**Task goal:**
After locating the line with "Output a JSON" in the entries below, output it and each following line up to and including the line with "Convert this screenshot", exactly and without pictures.
+ + +
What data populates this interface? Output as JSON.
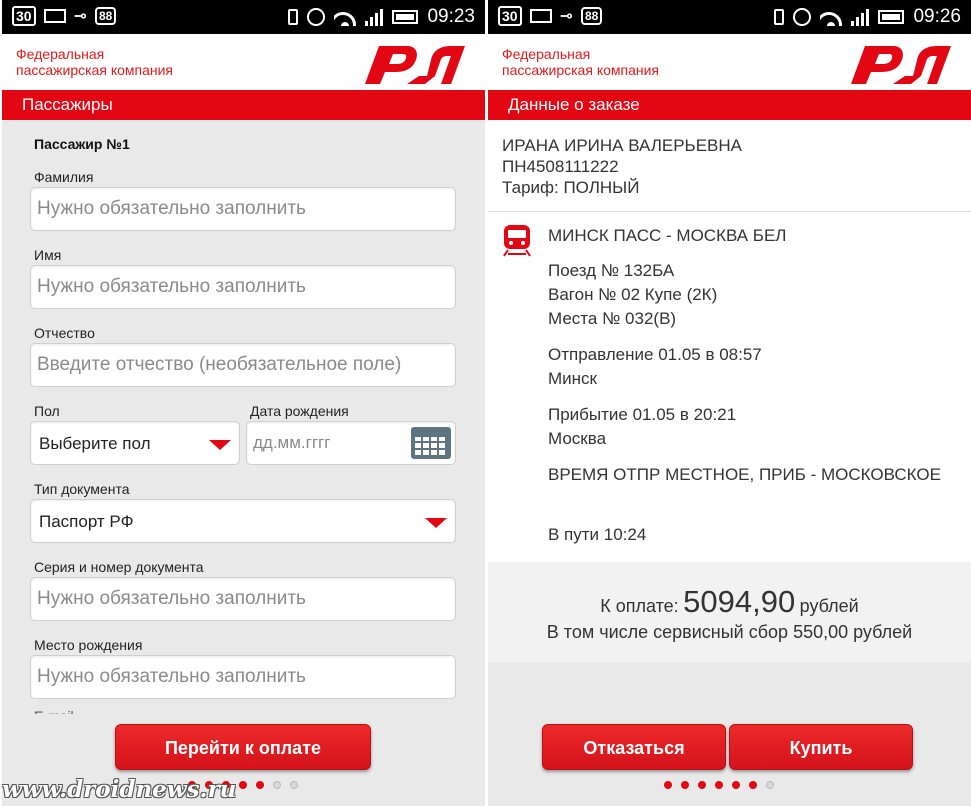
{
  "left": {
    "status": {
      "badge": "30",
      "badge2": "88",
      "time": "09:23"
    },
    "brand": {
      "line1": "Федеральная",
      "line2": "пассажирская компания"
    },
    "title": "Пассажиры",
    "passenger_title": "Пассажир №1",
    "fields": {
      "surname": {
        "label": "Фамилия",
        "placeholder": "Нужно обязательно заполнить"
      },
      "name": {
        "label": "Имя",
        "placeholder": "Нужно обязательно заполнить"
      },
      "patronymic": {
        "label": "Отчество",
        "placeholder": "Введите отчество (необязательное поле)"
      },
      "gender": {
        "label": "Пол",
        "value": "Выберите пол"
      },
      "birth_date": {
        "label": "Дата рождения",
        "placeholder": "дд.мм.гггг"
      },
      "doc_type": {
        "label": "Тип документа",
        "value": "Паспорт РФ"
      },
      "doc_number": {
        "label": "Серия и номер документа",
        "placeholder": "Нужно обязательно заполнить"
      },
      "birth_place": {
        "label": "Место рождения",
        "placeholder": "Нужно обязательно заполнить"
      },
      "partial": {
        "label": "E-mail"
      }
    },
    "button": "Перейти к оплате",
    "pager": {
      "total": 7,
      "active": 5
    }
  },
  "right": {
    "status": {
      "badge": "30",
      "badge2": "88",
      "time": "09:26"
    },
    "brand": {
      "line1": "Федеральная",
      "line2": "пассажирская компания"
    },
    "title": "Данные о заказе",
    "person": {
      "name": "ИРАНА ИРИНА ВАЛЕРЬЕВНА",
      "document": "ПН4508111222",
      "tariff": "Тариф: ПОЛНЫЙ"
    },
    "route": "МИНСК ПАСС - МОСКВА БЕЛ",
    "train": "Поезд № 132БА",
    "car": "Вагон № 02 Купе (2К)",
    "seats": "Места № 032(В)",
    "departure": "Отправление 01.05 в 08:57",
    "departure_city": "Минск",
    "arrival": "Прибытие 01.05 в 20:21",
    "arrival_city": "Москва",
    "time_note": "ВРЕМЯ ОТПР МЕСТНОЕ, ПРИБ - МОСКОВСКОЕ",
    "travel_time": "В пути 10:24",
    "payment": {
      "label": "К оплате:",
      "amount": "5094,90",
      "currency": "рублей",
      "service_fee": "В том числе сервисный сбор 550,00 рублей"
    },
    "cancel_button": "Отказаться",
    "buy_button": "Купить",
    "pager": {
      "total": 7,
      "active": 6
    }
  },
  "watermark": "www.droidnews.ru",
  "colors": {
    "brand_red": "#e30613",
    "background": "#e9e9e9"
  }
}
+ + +
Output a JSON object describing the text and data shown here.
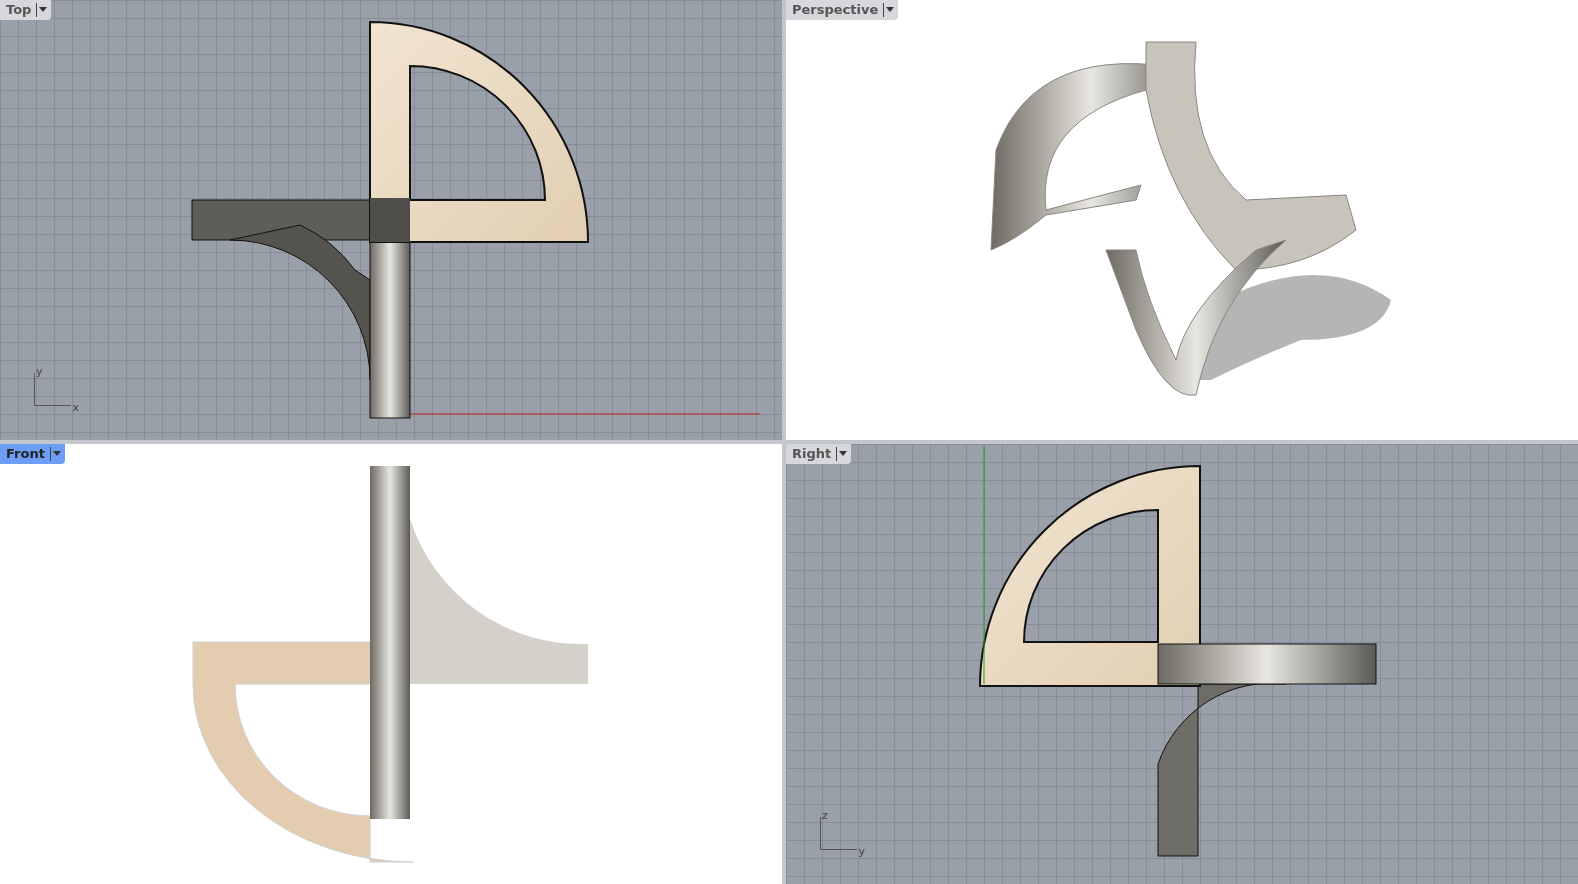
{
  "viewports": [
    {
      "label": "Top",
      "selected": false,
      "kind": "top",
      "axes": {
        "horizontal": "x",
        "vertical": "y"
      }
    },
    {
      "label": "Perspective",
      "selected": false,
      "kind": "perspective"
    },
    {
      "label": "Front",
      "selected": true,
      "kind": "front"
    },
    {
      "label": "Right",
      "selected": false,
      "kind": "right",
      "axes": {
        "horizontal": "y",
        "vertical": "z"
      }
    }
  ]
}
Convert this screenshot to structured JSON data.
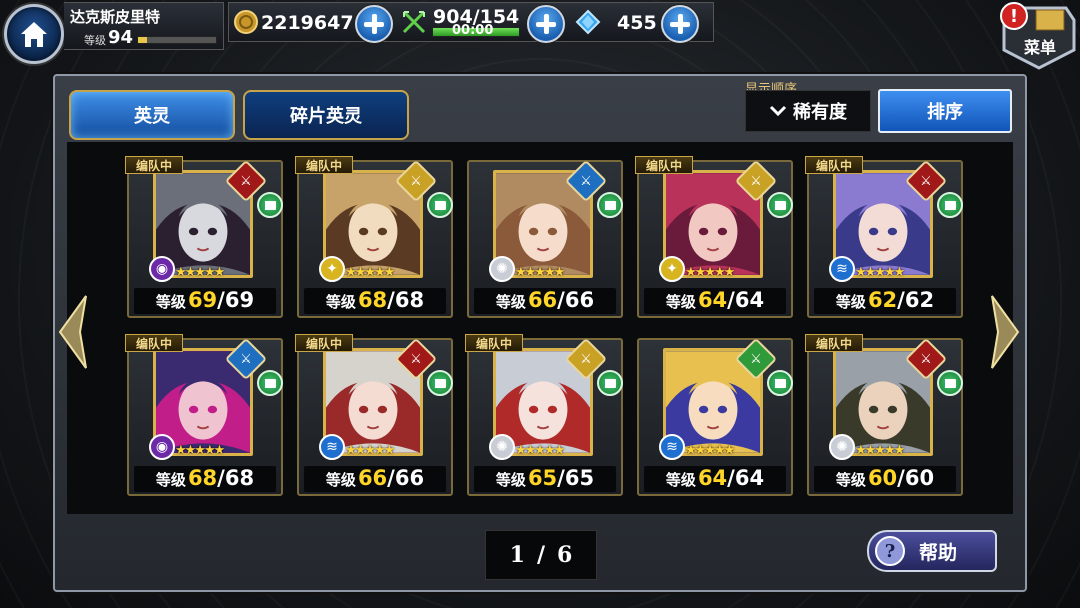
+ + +
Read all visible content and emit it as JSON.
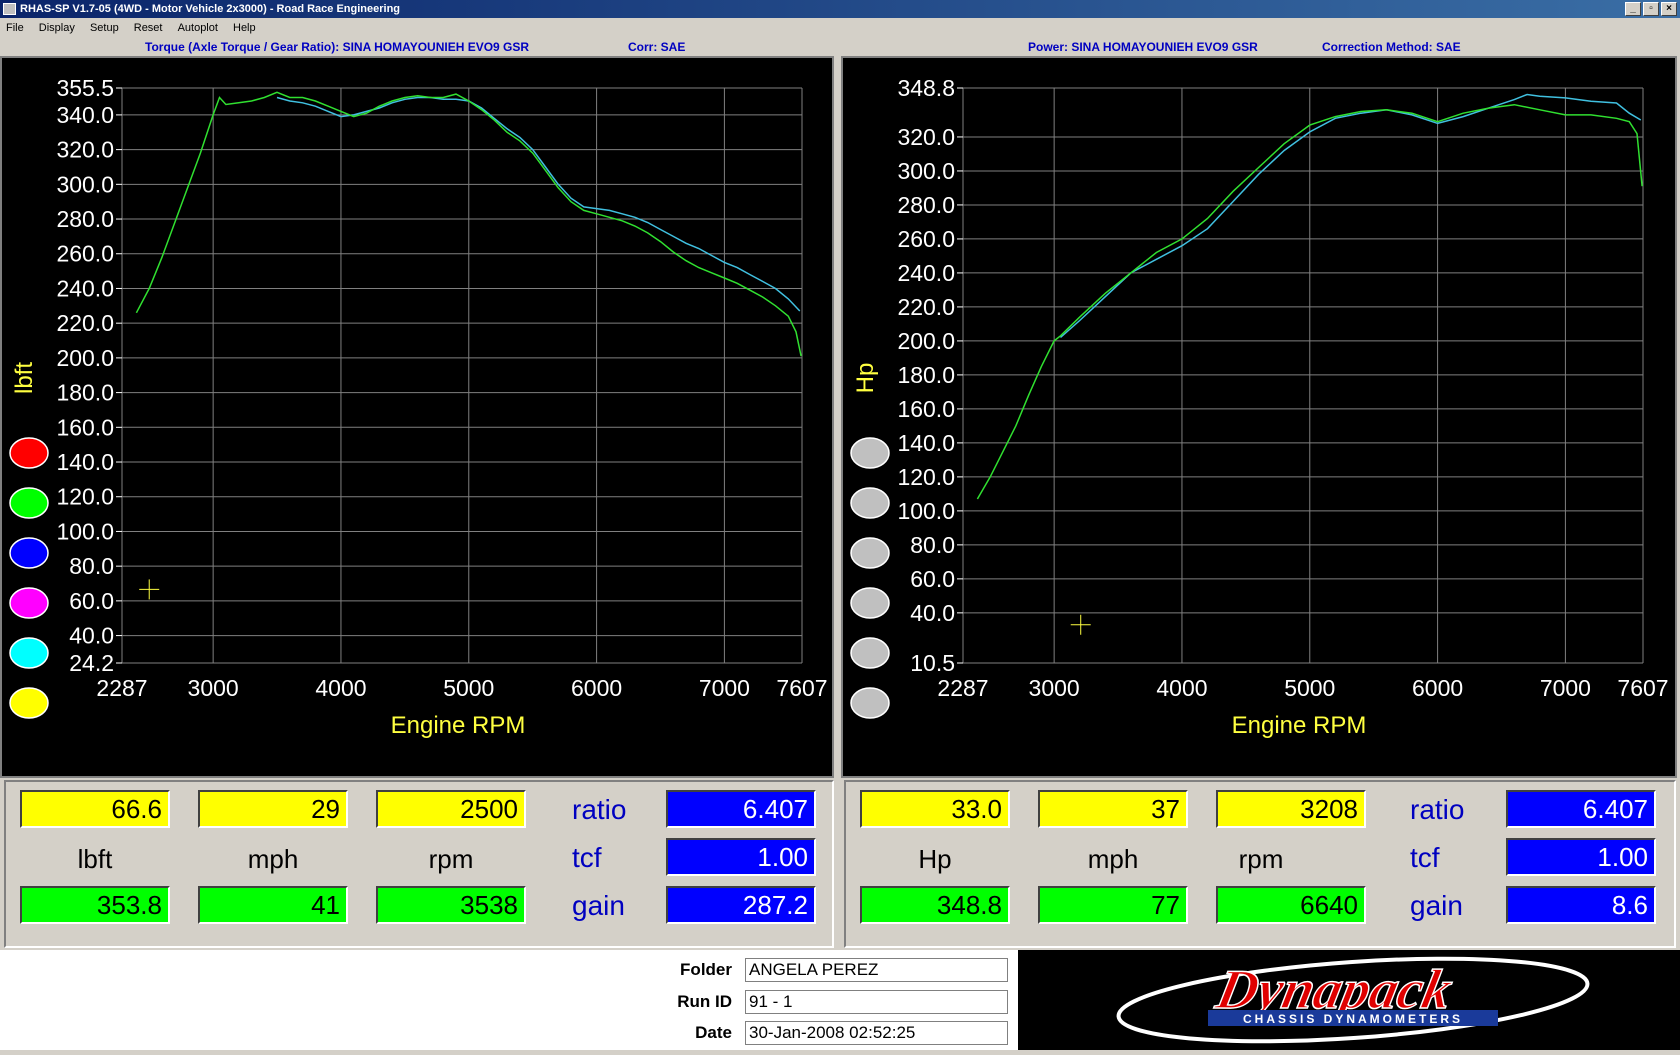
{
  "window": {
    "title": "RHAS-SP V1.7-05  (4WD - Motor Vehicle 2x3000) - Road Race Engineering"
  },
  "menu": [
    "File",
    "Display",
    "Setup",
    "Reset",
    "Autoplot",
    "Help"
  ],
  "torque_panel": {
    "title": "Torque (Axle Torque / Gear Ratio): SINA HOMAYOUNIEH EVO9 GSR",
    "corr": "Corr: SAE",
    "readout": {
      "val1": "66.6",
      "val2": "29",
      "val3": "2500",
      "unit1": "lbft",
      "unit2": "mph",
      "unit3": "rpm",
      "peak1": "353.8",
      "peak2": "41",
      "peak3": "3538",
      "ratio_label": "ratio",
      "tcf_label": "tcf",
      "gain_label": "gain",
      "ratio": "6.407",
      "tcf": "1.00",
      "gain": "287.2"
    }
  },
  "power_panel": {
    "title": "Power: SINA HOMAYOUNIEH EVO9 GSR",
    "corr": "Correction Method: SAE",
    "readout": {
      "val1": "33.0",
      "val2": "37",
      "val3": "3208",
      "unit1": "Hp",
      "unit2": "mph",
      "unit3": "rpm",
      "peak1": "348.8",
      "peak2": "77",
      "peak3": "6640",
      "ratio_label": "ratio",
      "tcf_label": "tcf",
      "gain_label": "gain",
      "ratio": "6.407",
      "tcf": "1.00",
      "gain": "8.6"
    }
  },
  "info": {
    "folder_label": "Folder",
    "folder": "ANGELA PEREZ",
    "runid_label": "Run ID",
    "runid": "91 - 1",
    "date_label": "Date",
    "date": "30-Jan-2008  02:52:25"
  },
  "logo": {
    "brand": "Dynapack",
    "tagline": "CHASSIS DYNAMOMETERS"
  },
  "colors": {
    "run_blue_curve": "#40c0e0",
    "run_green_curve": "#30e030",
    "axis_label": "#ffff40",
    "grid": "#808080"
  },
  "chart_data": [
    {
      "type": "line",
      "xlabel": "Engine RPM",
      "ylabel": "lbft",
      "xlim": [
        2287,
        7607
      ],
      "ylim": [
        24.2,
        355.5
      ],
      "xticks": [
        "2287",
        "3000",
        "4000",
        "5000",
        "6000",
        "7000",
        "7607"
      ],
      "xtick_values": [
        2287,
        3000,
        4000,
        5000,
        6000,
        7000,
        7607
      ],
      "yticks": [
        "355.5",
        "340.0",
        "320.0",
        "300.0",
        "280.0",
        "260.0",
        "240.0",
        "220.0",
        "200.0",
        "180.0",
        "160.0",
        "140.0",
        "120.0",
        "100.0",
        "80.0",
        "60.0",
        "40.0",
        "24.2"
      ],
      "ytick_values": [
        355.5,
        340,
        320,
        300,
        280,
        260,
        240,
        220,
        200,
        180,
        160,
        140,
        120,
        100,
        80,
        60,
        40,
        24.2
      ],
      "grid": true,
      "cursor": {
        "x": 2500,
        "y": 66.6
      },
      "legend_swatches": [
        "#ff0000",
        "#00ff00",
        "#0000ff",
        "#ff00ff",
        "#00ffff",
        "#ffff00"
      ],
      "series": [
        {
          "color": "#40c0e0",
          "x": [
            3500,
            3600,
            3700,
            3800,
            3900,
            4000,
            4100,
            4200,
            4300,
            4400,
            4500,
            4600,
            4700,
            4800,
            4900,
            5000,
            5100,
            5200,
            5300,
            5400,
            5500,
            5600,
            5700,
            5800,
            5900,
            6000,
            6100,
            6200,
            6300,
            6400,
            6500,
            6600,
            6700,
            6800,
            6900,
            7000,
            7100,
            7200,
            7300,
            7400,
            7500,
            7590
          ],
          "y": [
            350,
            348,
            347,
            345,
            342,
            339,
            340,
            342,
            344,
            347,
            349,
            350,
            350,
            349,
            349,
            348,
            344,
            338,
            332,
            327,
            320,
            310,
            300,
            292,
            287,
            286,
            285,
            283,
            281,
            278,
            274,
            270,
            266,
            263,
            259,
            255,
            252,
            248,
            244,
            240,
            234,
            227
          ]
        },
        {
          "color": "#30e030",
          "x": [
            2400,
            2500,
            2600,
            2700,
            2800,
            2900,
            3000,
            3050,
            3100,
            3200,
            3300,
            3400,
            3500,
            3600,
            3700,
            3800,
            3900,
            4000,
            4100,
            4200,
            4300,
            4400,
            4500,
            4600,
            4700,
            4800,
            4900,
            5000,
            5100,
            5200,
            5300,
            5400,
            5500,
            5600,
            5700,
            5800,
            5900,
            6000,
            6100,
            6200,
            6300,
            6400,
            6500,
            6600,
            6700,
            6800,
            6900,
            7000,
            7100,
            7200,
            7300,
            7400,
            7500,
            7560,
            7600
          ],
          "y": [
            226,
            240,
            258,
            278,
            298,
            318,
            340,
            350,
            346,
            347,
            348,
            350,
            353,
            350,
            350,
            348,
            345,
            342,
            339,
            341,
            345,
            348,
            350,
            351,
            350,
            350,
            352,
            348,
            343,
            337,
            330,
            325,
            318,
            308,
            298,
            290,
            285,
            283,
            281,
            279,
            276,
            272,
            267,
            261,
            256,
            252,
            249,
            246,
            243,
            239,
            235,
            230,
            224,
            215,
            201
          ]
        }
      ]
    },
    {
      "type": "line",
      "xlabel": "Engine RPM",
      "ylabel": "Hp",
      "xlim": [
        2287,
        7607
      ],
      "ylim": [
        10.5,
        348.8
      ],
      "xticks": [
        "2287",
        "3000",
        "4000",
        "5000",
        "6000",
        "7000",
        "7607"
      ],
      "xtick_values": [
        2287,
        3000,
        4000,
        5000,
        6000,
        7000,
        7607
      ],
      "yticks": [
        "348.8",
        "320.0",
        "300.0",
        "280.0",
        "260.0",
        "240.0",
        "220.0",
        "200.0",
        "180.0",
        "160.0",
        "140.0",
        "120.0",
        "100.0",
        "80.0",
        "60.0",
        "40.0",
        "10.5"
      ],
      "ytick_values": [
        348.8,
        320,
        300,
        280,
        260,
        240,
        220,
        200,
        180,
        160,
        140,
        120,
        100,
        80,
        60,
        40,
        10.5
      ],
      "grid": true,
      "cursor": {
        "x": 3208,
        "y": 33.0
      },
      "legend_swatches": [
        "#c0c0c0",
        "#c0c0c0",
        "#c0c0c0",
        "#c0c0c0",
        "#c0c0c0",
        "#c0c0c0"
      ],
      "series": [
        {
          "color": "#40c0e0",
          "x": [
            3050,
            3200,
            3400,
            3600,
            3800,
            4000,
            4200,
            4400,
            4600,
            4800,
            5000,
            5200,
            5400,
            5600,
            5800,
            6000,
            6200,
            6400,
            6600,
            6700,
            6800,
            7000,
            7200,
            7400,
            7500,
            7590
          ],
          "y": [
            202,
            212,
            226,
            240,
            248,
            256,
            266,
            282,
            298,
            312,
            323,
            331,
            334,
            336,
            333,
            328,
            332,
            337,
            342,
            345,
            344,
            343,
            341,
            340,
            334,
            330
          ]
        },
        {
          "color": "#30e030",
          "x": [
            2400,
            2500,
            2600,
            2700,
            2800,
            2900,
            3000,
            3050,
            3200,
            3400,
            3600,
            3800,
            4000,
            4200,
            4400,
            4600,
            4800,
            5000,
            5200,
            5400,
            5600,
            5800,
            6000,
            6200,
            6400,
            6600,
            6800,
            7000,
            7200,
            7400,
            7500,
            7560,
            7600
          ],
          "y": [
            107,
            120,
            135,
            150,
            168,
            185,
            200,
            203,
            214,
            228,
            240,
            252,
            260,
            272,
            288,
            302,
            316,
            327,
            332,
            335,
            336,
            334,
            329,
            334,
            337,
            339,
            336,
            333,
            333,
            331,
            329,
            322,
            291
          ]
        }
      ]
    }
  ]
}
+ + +
**Final answer:**
Output a JSON object describing the text and data shown here.
{
  "viewports": [
    {
      "label": "Top",
      "selected": false,
      "kind": "top",
      "axes": {
        "horizontal": "x",
        "vertical": "y"
      }
    },
    {
      "label": "Perspective",
      "selected": false,
      "kind": "perspective"
    },
    {
      "label": "Front",
      "selected": true,
      "kind": "front"
    },
    {
      "label": "Right",
      "selected": false,
      "kind": "right",
      "axes": {
        "horizontal": "y",
        "vertical": "z"
      }
    }
  ]
}
Convert this screenshot to structured JSON data.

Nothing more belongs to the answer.